“Sometimes I cry because they left.” Bel Maya Gurung is a 70-years-old talkative and energetic old lady. She has seen her village of Tangting changing and a lot of mostly young man leaving.

We are sitting on the ground of her traditional clay house. The open fire stove blazes. During we have a cup of black tea she talks about her children. “All of my five children left Tangting. One daughter is in Pokhara, two of my sons are in Japan and two are in Malaysia. They send some money and I can buy food in the shop. But they never come to visit me. If I were young I would open a homestay or a big farm here in the village.”

Tangting is a Gurung village around 20 kilometres away from Pokhara. Since winter 2015 it is possible to go to the village by bus. Tangting is situated below the Lanjung Himal base camps and Annapurna IV at an altitude of 1650m. From everywhere in the village you have a breathtaking view to the Annapurna Range. 

Like in most of the rural areas there are not enough jobs for young people, many of them leave to Pokhara, Kathmandu or abroad, mostly for working in the Arab countries. 

Nepal is still among the ten less urbanised countries in the world. But the urbanisation is increasing rapidly having the highest urbanisation rate in all over South-Asia. According to the world bank it increased from 1960 to 2015 from around 3 percent to around 28 percent.

Consequently, with 36 percent the Kathmandu Valley has the largest net inflow of lifetime migrants. The Eastern Hills and Mountains the highest net outflow with 24 percent.

Om Prakash Gurung the principal of the Himalaya Milan Secondary School is sad about the changes. “The biggest problem is migration. The number of students is decreasing and permanent teachers do not prefer to stay here, they would like to go to urban schools in Pokhara or Kathmandu.”

He loves his village and organizes a lot of cooperation abroad. Also because of a cooperation with a school in UK the Milan Himalayan has got a good building, is well equipped and there is no fee for the students. Nearly every house has working sanitary facilities and a micro hydropower station delivers electricity. But that is not sufficient. “The salary we get here is not enough. There is a lack of facilities. We need a good hospital,” said Hom Bahadur Gurung. His grandfather was a Gurkha and his father in the Indian Army. They used a part of the salary to provide Hom a good education in Pokhara. His parents never left Tangting to settle somewhere else. 

Hom is now 21 years old and volunteering at the village school. His plan is to go abroad: “I would like to go abroad for further studies. Maybe four, five years. Then I will come back because I think we youth have to change the village with the knowledge we got abroad.”

Om Prakash Gurung isn’t as optimistic: “Approximately two or three young people are missing in every house because of migration. After earning money, they do not come back often. There is not enough manpower for the work. Only old people the grandmother and the grandfather are living here.” 
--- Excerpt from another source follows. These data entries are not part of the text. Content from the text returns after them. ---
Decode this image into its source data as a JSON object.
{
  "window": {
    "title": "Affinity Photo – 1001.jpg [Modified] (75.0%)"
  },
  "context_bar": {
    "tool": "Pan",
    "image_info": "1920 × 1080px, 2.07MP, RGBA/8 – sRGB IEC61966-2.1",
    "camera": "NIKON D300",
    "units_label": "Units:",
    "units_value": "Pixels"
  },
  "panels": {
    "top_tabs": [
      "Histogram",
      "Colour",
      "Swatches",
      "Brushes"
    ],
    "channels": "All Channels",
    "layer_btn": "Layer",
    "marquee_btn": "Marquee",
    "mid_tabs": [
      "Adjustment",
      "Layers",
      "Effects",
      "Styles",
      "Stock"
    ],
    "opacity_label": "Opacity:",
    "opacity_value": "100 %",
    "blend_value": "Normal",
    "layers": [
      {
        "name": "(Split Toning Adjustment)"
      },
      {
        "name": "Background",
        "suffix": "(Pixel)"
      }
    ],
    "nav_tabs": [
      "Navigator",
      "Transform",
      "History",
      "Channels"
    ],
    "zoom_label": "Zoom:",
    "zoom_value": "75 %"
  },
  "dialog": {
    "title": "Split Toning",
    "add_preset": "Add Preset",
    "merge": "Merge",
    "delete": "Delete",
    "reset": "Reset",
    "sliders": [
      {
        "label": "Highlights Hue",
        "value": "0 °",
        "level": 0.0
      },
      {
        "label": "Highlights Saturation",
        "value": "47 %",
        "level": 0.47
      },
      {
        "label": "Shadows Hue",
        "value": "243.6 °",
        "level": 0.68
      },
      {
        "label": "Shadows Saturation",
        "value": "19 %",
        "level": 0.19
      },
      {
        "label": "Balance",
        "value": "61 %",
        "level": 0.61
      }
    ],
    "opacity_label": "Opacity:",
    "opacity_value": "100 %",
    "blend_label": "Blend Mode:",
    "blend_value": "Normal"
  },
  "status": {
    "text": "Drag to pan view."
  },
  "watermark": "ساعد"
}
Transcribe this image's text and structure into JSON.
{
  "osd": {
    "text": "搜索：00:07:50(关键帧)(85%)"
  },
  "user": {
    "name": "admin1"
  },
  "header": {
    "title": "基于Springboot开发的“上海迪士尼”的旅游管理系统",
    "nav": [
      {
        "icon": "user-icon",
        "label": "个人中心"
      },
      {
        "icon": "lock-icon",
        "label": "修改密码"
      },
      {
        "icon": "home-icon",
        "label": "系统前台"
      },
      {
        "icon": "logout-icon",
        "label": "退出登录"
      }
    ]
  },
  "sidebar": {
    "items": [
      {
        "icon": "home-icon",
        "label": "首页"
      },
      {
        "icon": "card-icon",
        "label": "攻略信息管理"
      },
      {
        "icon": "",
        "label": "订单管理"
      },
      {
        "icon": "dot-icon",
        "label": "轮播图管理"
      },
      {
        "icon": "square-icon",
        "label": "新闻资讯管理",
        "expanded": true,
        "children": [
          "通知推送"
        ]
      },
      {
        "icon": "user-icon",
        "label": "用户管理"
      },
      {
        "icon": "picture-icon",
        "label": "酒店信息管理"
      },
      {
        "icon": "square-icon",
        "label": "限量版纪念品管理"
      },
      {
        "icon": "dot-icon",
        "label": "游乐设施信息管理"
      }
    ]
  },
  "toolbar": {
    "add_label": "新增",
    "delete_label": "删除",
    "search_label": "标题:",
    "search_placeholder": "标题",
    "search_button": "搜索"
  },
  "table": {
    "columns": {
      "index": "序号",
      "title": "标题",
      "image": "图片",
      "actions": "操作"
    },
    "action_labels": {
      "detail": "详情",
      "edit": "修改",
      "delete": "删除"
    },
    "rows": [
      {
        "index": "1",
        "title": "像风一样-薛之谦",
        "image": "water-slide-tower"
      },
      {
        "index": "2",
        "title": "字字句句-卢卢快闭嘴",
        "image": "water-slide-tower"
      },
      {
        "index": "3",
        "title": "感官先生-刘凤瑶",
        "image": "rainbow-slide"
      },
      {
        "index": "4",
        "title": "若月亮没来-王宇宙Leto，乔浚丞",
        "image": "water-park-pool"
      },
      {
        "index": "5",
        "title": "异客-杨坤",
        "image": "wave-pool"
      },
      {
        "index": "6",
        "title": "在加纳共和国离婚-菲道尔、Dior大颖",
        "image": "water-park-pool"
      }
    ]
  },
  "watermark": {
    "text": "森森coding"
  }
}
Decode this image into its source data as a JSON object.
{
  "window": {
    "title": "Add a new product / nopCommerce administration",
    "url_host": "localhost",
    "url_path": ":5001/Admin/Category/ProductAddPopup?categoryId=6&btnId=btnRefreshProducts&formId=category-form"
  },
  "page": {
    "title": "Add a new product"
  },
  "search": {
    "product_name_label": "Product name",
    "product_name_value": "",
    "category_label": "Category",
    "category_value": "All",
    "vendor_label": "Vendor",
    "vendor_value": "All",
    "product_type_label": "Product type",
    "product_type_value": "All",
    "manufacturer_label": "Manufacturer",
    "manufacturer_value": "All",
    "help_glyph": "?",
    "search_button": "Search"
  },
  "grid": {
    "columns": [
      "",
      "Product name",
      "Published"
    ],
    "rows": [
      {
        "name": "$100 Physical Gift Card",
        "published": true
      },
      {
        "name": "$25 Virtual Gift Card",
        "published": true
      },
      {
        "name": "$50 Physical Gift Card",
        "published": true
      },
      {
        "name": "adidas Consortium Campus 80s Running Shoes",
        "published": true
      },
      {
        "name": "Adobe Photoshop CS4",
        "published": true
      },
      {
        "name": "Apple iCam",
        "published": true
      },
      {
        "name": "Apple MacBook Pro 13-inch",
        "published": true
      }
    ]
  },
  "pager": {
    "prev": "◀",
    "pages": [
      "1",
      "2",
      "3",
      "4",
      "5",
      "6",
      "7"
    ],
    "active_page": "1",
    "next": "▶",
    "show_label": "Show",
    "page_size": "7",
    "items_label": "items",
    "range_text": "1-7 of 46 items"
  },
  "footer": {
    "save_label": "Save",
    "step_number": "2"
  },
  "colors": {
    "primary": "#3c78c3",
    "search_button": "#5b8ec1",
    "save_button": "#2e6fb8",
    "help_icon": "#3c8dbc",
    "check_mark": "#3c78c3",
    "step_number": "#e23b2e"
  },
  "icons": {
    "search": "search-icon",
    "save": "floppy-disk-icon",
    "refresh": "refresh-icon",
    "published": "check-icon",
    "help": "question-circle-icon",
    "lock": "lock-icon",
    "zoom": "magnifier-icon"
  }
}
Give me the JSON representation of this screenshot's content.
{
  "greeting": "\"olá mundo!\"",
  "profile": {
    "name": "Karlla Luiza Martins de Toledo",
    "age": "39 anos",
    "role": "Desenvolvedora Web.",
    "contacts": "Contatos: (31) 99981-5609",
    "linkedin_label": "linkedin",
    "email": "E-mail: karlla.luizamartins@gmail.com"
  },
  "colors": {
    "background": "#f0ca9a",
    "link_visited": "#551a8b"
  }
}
The labour migration plays an important role in Nepal’s economy and social development. According to the Department of Foreign Employment 1200 people left Nepal for employment every day in the fiscal year 2014-15. Among all countries in the world, Nepal was the largest recipient of remittances (as a share of GDP, 32%, NPR589.5 billion) in the fiscal year 2014-15, says a report by the worldbank.


“The challenges associated with labour migration require concerted action both within the country of origin as well as in the destination countries. Issues like lack of labour rights, absence of fundamental principles and rights at work, poor compensation, trafficking, fraud and abuse need to be tackled with a strong political will with a multi-stakeholder support,” said Deepak Bohara, the minister of the Ministry of Labour and Employment.

As young man Eka Jung Gurung left Tangting. Now he is one of the community leaders and is enthusiastic to develop his village. “In the next months, together with neighbouring villages, we will organize some trainings for young people as tourist guide, in hotel management and maybe as cook.” He wants to achieve that young men don’t have to leave the village, like he had to do. Eka worked 18 years in Dubai. “When I went 19 years ago the agency fee wasn’t expensive, around 60,000 Nepalese Rupee. But now it’s very costly, more than 200,000 Rupee.” The working conditions are bad and there is an absence of worker rights. A total of 4,322 deaths of migrant workers were reported by the Department of Foreign Employment from 2008-09 to 2014-15. Eka Gurung is angry about the situation: “They are working there under high temperature forty, fifty degrees. I saw so many young boys having accidents. Dead bodies were sent to Nepal weekly.” When he went to Dubai the company took his passport, he got it back after completing his first two-years contract, for a home visit at Dashain. He wants to prevent that young people have to go there and work as well as live under these conditions. “The minimum salary in Dubai is 14,000 Rupees. When you work here in the school or the hydropower project you earn more money. But the problem is there are not enough jobs, that’s why the people go to the Arab countries,” Eka Gurung says.

Om Prakash Gurung thinks the people would come back from Pokhara, if they developed the village more. “We have a good school, a good health post and since a year a by bus negotiable road to Pokhara. There are possibilities, but the government should also take its responsibility.”